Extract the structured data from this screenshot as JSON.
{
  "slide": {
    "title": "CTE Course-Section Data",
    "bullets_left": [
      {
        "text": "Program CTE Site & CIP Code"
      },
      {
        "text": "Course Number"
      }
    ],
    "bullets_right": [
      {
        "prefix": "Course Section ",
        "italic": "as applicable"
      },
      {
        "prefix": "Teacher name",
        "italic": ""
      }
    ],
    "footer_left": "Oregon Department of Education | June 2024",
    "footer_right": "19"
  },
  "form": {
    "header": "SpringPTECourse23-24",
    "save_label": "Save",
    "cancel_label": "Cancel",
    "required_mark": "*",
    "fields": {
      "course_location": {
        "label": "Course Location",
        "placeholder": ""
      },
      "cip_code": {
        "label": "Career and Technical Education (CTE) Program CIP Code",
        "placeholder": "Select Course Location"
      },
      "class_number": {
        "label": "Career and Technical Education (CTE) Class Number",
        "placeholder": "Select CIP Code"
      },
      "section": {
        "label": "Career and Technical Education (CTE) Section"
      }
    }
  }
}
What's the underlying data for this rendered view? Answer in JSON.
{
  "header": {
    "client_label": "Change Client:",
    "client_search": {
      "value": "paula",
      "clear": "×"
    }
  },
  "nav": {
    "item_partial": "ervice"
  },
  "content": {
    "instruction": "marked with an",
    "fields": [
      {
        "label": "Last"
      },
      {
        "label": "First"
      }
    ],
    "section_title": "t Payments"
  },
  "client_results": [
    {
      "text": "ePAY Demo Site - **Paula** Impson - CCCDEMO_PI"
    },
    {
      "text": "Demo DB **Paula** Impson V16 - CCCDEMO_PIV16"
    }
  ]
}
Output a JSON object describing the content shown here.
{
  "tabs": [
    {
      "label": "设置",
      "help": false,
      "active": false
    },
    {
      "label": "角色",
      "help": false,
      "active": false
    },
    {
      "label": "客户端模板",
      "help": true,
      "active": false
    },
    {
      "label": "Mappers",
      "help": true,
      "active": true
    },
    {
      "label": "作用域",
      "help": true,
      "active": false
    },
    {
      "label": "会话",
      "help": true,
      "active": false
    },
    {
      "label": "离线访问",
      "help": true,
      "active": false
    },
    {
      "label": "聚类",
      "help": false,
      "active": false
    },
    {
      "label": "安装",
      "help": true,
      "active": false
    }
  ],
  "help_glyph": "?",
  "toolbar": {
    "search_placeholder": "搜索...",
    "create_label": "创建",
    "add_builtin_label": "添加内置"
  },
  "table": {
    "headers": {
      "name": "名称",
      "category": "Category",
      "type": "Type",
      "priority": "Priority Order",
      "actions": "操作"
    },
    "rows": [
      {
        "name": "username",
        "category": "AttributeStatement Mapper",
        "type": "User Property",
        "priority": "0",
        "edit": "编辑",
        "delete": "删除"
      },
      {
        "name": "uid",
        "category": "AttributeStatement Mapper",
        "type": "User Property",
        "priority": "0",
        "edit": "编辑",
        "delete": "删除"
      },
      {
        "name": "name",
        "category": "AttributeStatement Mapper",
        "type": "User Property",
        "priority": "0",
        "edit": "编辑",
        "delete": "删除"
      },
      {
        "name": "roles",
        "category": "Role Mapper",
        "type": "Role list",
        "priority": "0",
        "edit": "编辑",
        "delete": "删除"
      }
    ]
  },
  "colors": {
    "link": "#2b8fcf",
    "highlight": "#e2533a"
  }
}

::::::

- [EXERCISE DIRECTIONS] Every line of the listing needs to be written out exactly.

- [ANSWER]
Extract the structured data from this screenshot as JSON.
{
  "slide": {
    "title": "CTE Course-Section Data",
    "bullets_left": [
      {
        "text": "Program CTE Site & CIP Code"
      },
      {
        "text": "Course Number"
      }
    ],
    "bullets_right": [
      {
        "prefix": "Course Section ",
        "italic": "as applicable"
      },
      {
        "prefix": "Teacher name",
        "italic": ""
      }
    ],
    "footer_left": "Oregon Department of Education | June 2024",
    "footer_right": "19"
  },
  "form": {
    "header": "SpringPTECourse23-24",
    "save_label": "Save",
    "cancel_label": "Cancel",
    "required_mark": "*",
    "fields": {
      "course_location": {
        "label": "Course Location",
        "placeholder": ""
      },
      "cip_code": {
        "label": "Career and Technical Education (CTE) Program CIP Code",
        "placeholder": "Select Course Location"
      },
      "class_number": {
        "label": "Career and Technical Education (CTE) Class Number",
        "placeholder": "Select CIP Code"
      },
      "section": {
        "label": "Career and Technical Education (CTE) Section"
      }
    }
  }
}
What's the underlying data for this rendered view? Answer in JSON.
{
  "header": {
    "client_label": "Change Client:",
    "client_search": {
      "value": "paula",
      "clear": "×"
    }
  },
  "nav": {
    "item_partial": "ervice"
  },
  "content": {
    "instruction": "marked with an",
    "fields": [
      {
        "label": "Last"
      },
      {
        "label": "First"
      }
    ],
    "section_title": "t Payments"
  },
  "client_results": [
    {
      "text": "ePAY Demo Site - **Paula** Impson - CCCDEMO_PI"
    },
    {
      "text": "Demo DB **Paula** Impson V16 - CCCDEMO_PIV16"
    }
  ]
}
Output a JSON object describing the content shown here.
{
  "tabs": [
    {
      "label": "设置",
      "help": false,
      "active": false
    },
    {
      "label": "角色",
      "help": false,
      "active": false
    },
    {
      "label": "客户端模板",
      "help": true,
      "active": false
    },
    {
      "label": "Mappers",
      "help": true,
      "active": true
    },
    {
      "label": "作用域",
      "help": true,
      "active": false
    },
    {
      "label": "会话",
      "help": true,
      "active": false
    },
    {
      "label": "离线访问",
      "help": true,
      "active": false
    },
    {
      "label": "聚类",
      "help": false,
      "active": false
    },
    {
      "label": "安装",
      "help": true,
      "active": false
    }
  ],
  "help_glyph": "?",
  "toolbar": {
    "search_placeholder": "搜索...",
    "create_label": "创建",
    "add_builtin_label": "添加内置"
  },
  "table": {
    "headers": {
      "name": "名称",
      "category": "Category",
      "type": "Type",
      "priority": "Priority Order",
      "actions": "操作"
    },
    "rows": [
      {
        "name": "username",
        "category": "AttributeStatement Mapper",
        "type": "User Property",
        "priority": "0",
        "edit": "编辑",
        "delete": "删除"
      },
      {
        "name": "uid",
        "category": "AttributeStatement Mapper",
        "type": "User Property",
        "priority": "0",
        "edit": "编辑",
        "delete": "删除"
      },
      {
        "name": "name",
        "category": "AttributeStatement Mapper",
        "type": "User Property",
        "priority": "0",
        "edit": "编辑",
        "delete": "删除"
      },
      {
        "name": "roles",
        "category": "Role Mapper",
        "type": "Role list",
        "priority": "0",
        "edit": "编辑",
        "delete": "删除"
      }
    ]
  },
  "colors": {
    "link": "#2b8fcf",
    "highlight": "#e2533a"
  }
}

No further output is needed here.